W3C home > Mailing lists > Public > public-tracking@w3.org > October 2013

Re: tracking-ISSUE-219 (Context separation): 3rd parties that are 1st parties must not use data across these contexts [Compliance Current]

From: David Wainberg <dwainberg@appnexus.com>
Date: Fri, 4 Oct 2013 08:51:06 -0400
Message-ID: <524EB9BA.1040902@appnexus.com>
To: Walter van Holst <walter.van.holst@xs4all.nl>
CC: "public-tracking@w3.org WG" <public-tracking@w3.org>

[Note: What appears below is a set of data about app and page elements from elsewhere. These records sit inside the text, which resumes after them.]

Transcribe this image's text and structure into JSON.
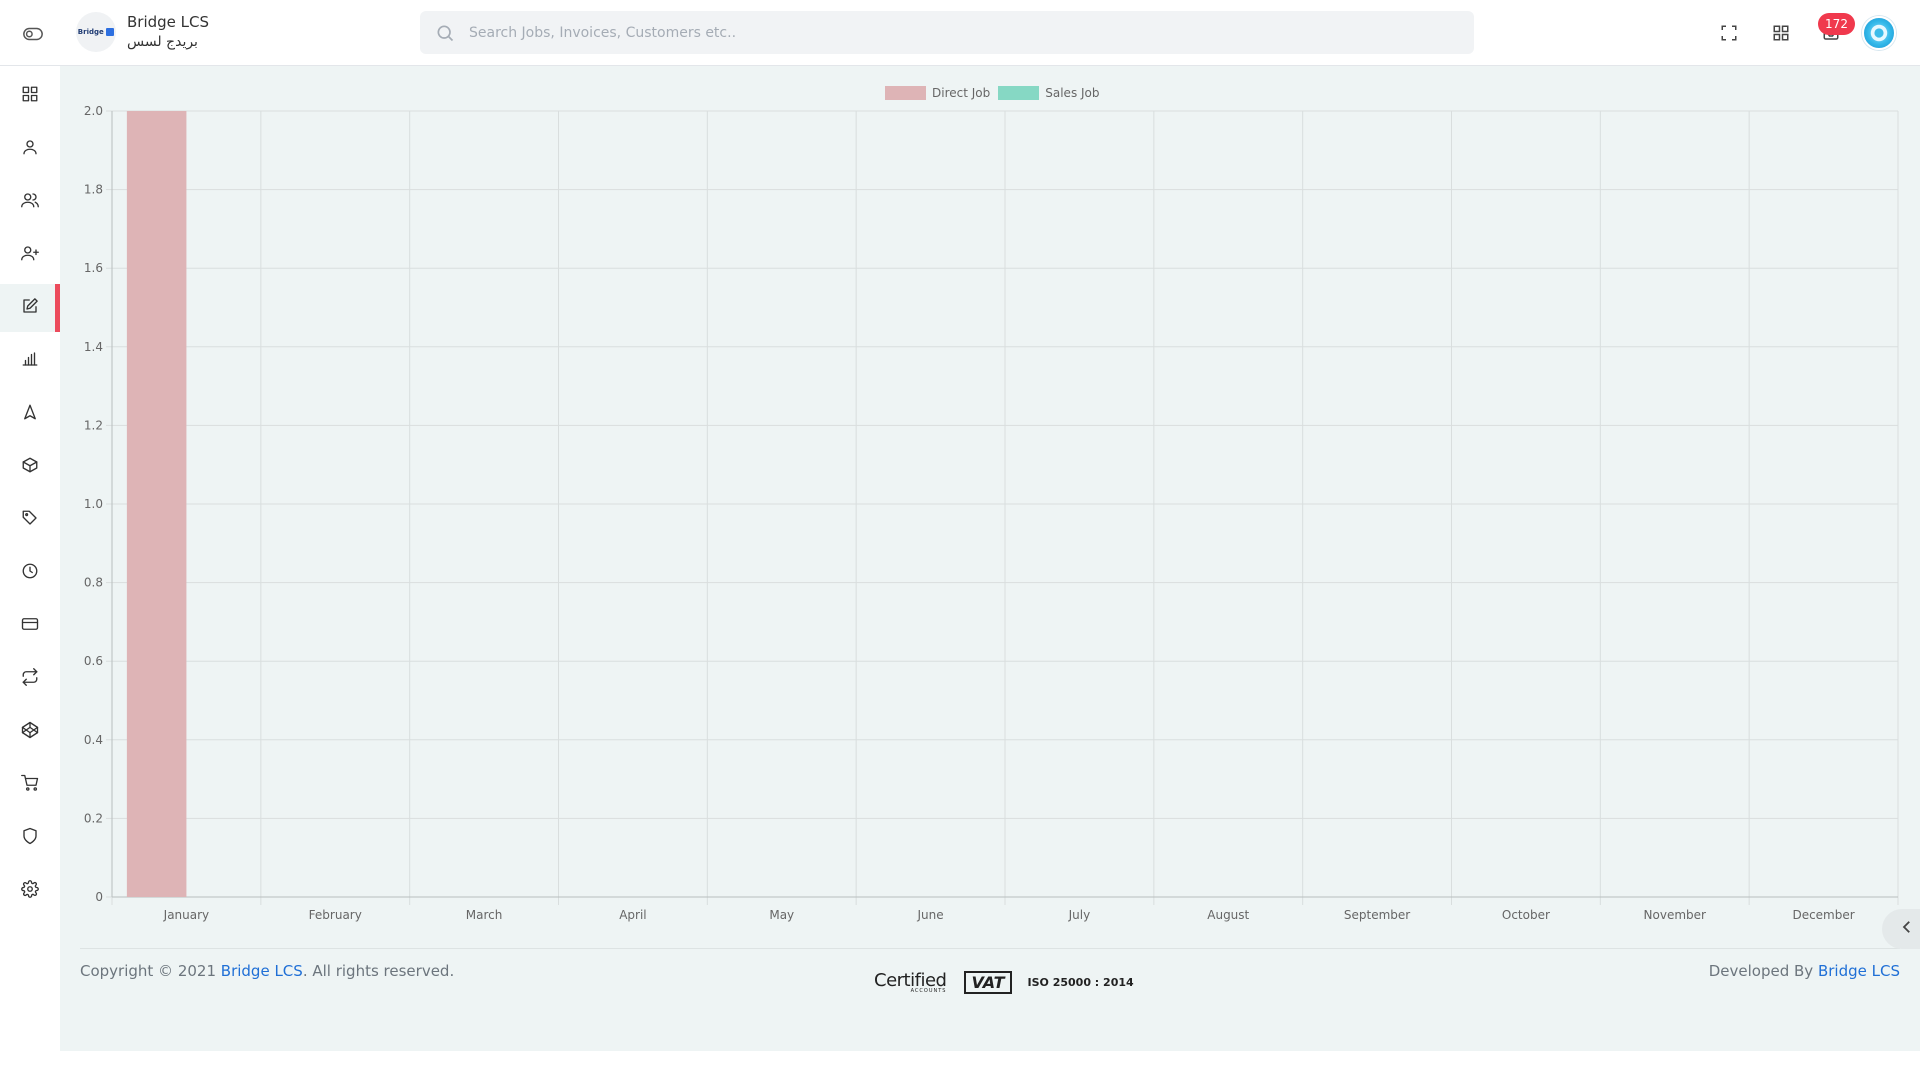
{
  "brand": {
    "name": "Bridge LCS",
    "name_arabic": "بريدج لسس",
    "logo_text": "Bridge"
  },
  "search": {
    "placeholder": "Search Jobs, Invoices, Customers etc.."
  },
  "header": {
    "notification_count": "172"
  },
  "sidebar": {
    "items": [
      {
        "icon": "dashboard-icon",
        "active": false
      },
      {
        "icon": "user-icon",
        "active": false
      },
      {
        "icon": "users-icon",
        "active": false
      },
      {
        "icon": "user-plus-icon",
        "active": false
      },
      {
        "icon": "edit-icon",
        "active": true
      },
      {
        "icon": "bar-chart-icon",
        "active": false
      },
      {
        "icon": "navigation-icon",
        "active": false
      },
      {
        "icon": "box-icon",
        "active": false
      },
      {
        "icon": "tag-icon",
        "active": false
      },
      {
        "icon": "clock-icon",
        "active": false
      },
      {
        "icon": "credit-card-icon",
        "active": false
      },
      {
        "icon": "repeat-icon",
        "active": false
      },
      {
        "icon": "codepen-icon",
        "active": false
      },
      {
        "icon": "cart-icon",
        "active": false
      },
      {
        "icon": "shield-icon",
        "active": false
      },
      {
        "icon": "settings-icon",
        "active": false
      }
    ]
  },
  "chart_data": {
    "type": "bar",
    "categories": [
      "January",
      "February",
      "March",
      "April",
      "May",
      "June",
      "July",
      "August",
      "September",
      "October",
      "November",
      "December"
    ],
    "series": [
      {
        "name": "Direct Job",
        "values": [
          2,
          0,
          0,
          0,
          0,
          0,
          0,
          0,
          0,
          0,
          0,
          0
        ],
        "color": "#deb4b6"
      },
      {
        "name": "Sales Job",
        "values": [
          0,
          0,
          0,
          0,
          0,
          0,
          0,
          0,
          0,
          0,
          0,
          0
        ],
        "color": "#86d8c4"
      }
    ],
    "ylim": [
      0,
      2
    ],
    "yticks": [
      "0",
      "0.2",
      "0.4",
      "0.6",
      "0.8",
      "1.0",
      "1.2",
      "1.4",
      "1.6",
      "1.8",
      "2.0"
    ],
    "grid": true,
    "legend": "top-center"
  },
  "footer": {
    "copyright_prefix": "Copyright © 2021 ",
    "copyright_link": "Bridge LCS",
    "copyright_suffix": ". All rights reserved.",
    "dev_prefix": "Developed By ",
    "dev_link": "Bridge LCS",
    "cert_certified": "Certified",
    "cert_certified_sub": "ACCOUNTS",
    "cert_vat": "VAT",
    "cert_iso": "ISO 25000 : 2014"
  },
  "colors": {
    "accent": "#ec4b5c",
    "link": "#1f6fd6",
    "badge": "#f0394d"
  }
}
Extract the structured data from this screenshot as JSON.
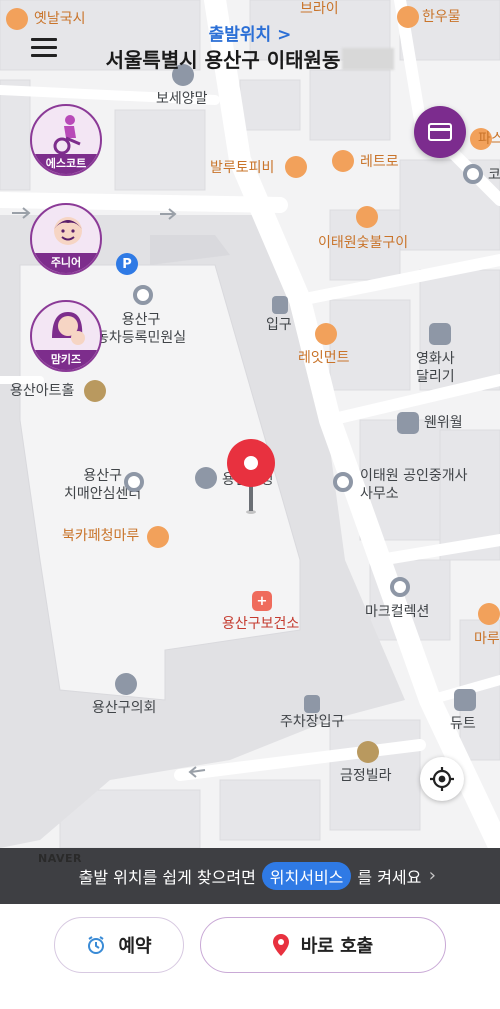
{
  "header": {
    "pickup_label": "출발위치 >",
    "address": "서울특별시 용산구 이태원동"
  },
  "services": [
    {
      "label": "에스코트"
    },
    {
      "label": "주니어"
    },
    {
      "label": "맘키즈"
    }
  ],
  "map": {
    "provider": "NAVER",
    "pois": [
      {
        "name": "옛날국시"
      },
      {
        "name": "브라이"
      },
      {
        "name": "한우물"
      },
      {
        "name": "보세양말"
      },
      {
        "name": "레트로"
      },
      {
        "name": "발루토피비"
      },
      {
        "name": "이태원숯불구이"
      },
      {
        "name": "입구"
      },
      {
        "name": "용산구\n동차등록민원실"
      },
      {
        "name": "레잇먼트"
      },
      {
        "name": "영화사\n달리기"
      },
      {
        "name": "용산아트홀"
      },
      {
        "name": "웬위월"
      },
      {
        "name": "용산구\n치매안심센터"
      },
      {
        "name": "용산구청"
      },
      {
        "name": "이태원 공인중개사\n사무소"
      },
      {
        "name": "북카페청마루"
      },
      {
        "name": "마크컬렉션"
      },
      {
        "name": "용산구보건소"
      },
      {
        "name": "마루"
      },
      {
        "name": "용산구의회"
      },
      {
        "name": "듀트"
      },
      {
        "name": "주차장입구"
      },
      {
        "name": "금정빌라"
      },
      {
        "name": "파스"
      },
      {
        "name": "코"
      }
    ]
  },
  "banner": {
    "prefix": "출발 위치를 쉽게 찾으려면",
    "pill": "위치서비스",
    "suffix": "를 켜세요"
  },
  "buttons": {
    "reserve": "예약",
    "call_now": "바로 호출"
  },
  "colors": {
    "brand_purple": "#7c2c8e",
    "pin_red": "#e8313f",
    "link_blue": "#2f7ae5"
  }
}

On 2013-10-04 3:39 AM, Walter van Holst wrote:
> On 03/10/2013 21:16, David Wainberg wrote:
>> Mike,
>> On 2013-10-03 7:20 AM, Mike O'Neill wrote:
>>> If a user sees personalisation when they have explicitly requested not
>>> to be tracked they will assume their wishes are being ignored, and
>>> this will damage the credibility of Do Not Track.
>> I disagree. I realize it will be a challenge to get right, but since
>> users will be educated about what DNT does or does not do before they
>> make the choice to turn it on, they'll understand that any post-DNT:1
>> personalization they're seeing is being done in accordance with the DNT
>> rules, and so with limited data retention. In fact, users could come to
>> understand it as a great benefit: they get the personalization, but
>> without their browsing history being accumulated and retained.
> I rather doubt if that nuance will be caught by users who tend not to
> have an overly sophisticated mental model of how web browsing works. As
> Mike already said: customisation can to a certain extent be achieved
> through low-entropy cookies. Which may not always be easy to get right
> either, but is something that is objectively achievable.
So how much nuance can users take? It sounds like you're saying it's not 
possible to fully inform users of what DNT does.

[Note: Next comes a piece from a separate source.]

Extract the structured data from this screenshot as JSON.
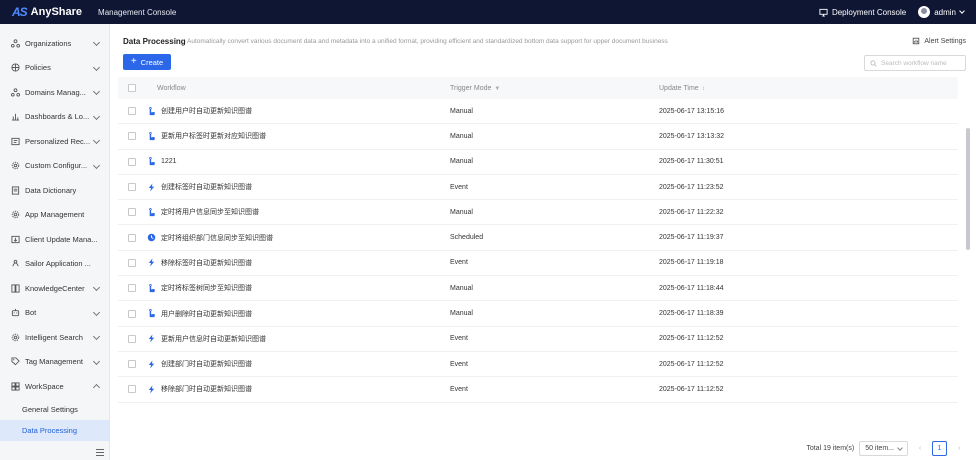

But I think it's very understandable to users to say, "1) DNT means we 
will not accumulate a dossier of your browsing history online. 2) 
However, we may continue to customize content using privacy techniques 
that do not require a dossier of your browsing history." That's pretty 
simple, no?

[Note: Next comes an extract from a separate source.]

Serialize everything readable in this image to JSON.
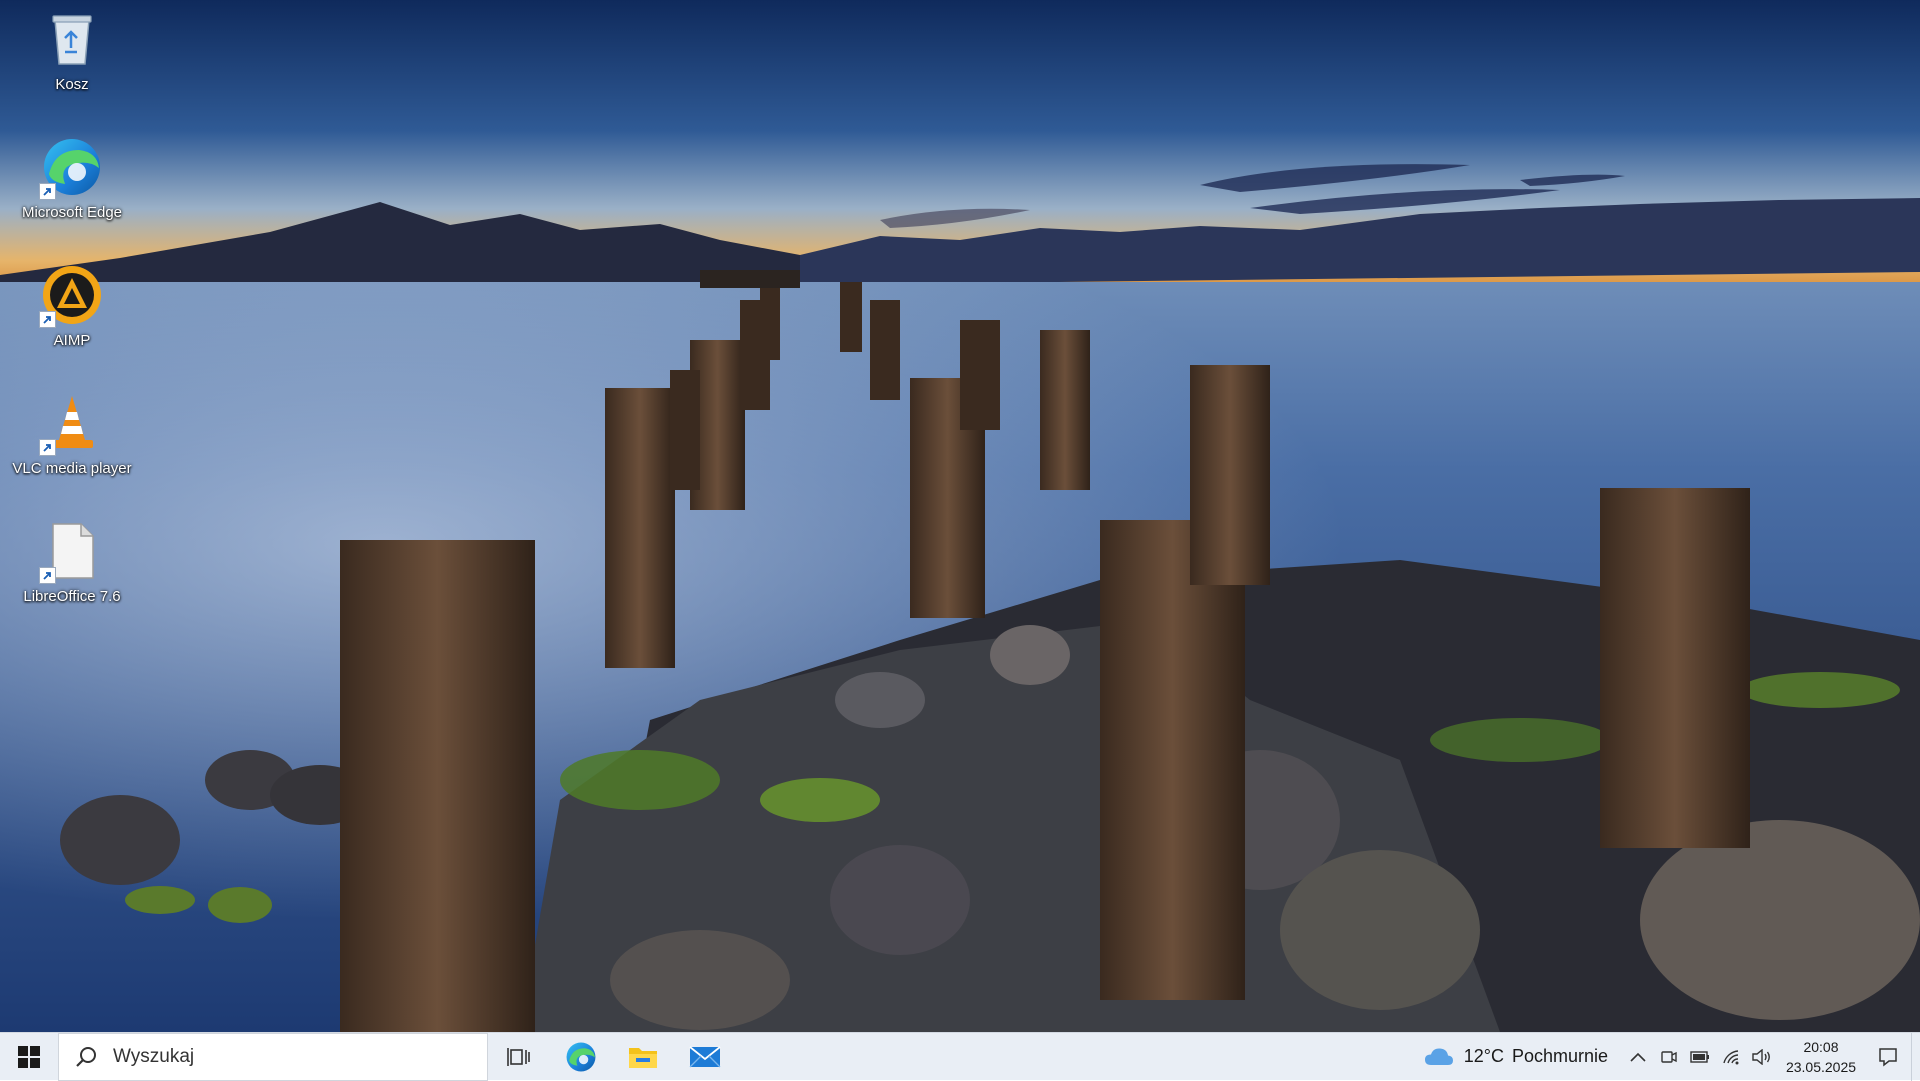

> Trust is a precious thing and things have to change in order to stop the
> trust in the web being eroded by short term interests. This standard
> must be transparent and understandable to the average user.
> To give a few examples:
> - Facebook can easily change its like buttons based on a low-entropy
> cookie that indicates that a user is still logged in.
> - Facebook can also set a low-entropy cookie qualifying a user in a
> certain market segment or with a certain interest ("likes to travel")
> which would be helpful in its 3rd party context for customisation, but
> not for tracking.
> The latter may already be dodgy from a user trust perspective and need a
> lot of education. What you are proposing will be frankly impossible to
> sell to users.
> Also, I do distinctly recall you objecting to a free flow of data
> between 1st and 3rd party contexts on anti-competition grounds during
> the Amsterdam F2F.
I have consistently objected to distinctions based on 1st vs 3rd party 
business models that are anti-competitive and not founded on a 
reasonable or rational principle aimed at protecting privacy or that are 
anti-competitive and will not result in a net privacy benefit.


Received on Friday, 4 October 2013 12:51:29 UTC

This archive was generated by hypermail 2.4.0 : Friday, 17 January 2020 17:40:00 UTC